**REQUIREMENT**
All records are to be restated exactly, each line as it reads.

[Data records for software interfaces]
++++++
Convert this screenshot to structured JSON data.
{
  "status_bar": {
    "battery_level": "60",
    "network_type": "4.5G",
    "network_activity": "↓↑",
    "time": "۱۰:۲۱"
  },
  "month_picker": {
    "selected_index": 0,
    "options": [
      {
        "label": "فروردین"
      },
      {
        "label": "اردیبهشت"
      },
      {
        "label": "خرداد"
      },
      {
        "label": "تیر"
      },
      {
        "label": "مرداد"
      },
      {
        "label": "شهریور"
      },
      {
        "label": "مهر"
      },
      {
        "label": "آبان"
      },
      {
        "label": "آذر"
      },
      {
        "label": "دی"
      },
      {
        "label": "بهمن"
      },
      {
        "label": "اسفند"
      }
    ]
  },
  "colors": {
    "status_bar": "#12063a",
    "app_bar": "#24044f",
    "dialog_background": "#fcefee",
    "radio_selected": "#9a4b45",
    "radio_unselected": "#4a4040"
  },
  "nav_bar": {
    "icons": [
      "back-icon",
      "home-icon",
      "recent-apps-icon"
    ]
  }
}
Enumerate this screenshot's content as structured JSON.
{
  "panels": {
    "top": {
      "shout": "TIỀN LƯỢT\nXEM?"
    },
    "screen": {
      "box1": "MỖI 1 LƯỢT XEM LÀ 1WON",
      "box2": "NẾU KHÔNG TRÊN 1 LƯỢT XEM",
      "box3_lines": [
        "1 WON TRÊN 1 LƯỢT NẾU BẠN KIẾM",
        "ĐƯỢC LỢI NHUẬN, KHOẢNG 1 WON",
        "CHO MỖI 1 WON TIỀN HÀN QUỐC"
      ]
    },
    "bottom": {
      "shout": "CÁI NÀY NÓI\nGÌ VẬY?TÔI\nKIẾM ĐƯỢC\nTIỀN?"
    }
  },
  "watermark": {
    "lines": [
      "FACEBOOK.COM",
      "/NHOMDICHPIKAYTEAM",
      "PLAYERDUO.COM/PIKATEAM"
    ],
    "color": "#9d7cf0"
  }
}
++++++
**ANSWER TO THE EXERCISE**
Convert this screenshot to structured JSON data.
{
  "status_bar": {
    "battery_level": "60",
    "network_type": "4.5G",
    "network_activity": "↓↑",
    "time": "۱۰:۲۱"
  },
  "month_picker": {
    "selected_index": 0,
    "options": [
      {
        "label": "فروردین"
      },
      {
        "label": "اردیبهشت"
      },
      {
        "label": "خرداد"
      },
      {
        "label": "تیر"
      },
      {
        "label": "مرداد"
      },
      {
        "label": "شهریور"
      },
      {
        "label": "مهر"
      },
      {
        "label": "آبان"
      },
      {
        "label": "آذر"
      },
      {
        "label": "دی"
      },
      {
        "label": "بهمن"
      },
      {
        "label": "اسفند"
      }
    ]
  },
  "colors": {
    "status_bar": "#12063a",
    "app_bar": "#24044f",
    "dialog_background": "#fcefee",
    "radio_selected": "#9a4b45",
    "radio_unselected": "#4a4040"
  },
  "nav_bar": {
    "icons": [
      "back-icon",
      "home-icon",
      "recent-apps-icon"
    ]
  }
}
Enumerate this screenshot's content as structured JSON.
{
  "panels": {
    "top": {
      "shout": "TIỀN LƯỢT\nXEM?"
    },
    "screen": {
      "box1": "MỖI 1 LƯỢT XEM LÀ 1WON",
      "box2": "NẾU KHÔNG TRÊN 1 LƯỢT XEM",
      "box3_lines": [
        "1 WON TRÊN 1 LƯỢT NẾU BẠN KIẾM",
        "ĐƯỢC LỢI NHUẬN, KHOẢNG 1 WON",
        "CHO MỖI 1 WON TIỀN HÀN QUỐC"
      ]
    },
    "bottom": {
      "shout": "CÁI NÀY NÓI\nGÌ VẬY?TÔI\nKIẾM ĐƯỢC\nTIỀN?"
    }
  },
  "watermark": {
    "lines": [
      "FACEBOOK.COM",
      "/NHOMDICHPIKAYTEAM",
      "PLAYERDUO.COM/PIKATEAM"
    ],
    "color": "#9d7cf0"
  }
}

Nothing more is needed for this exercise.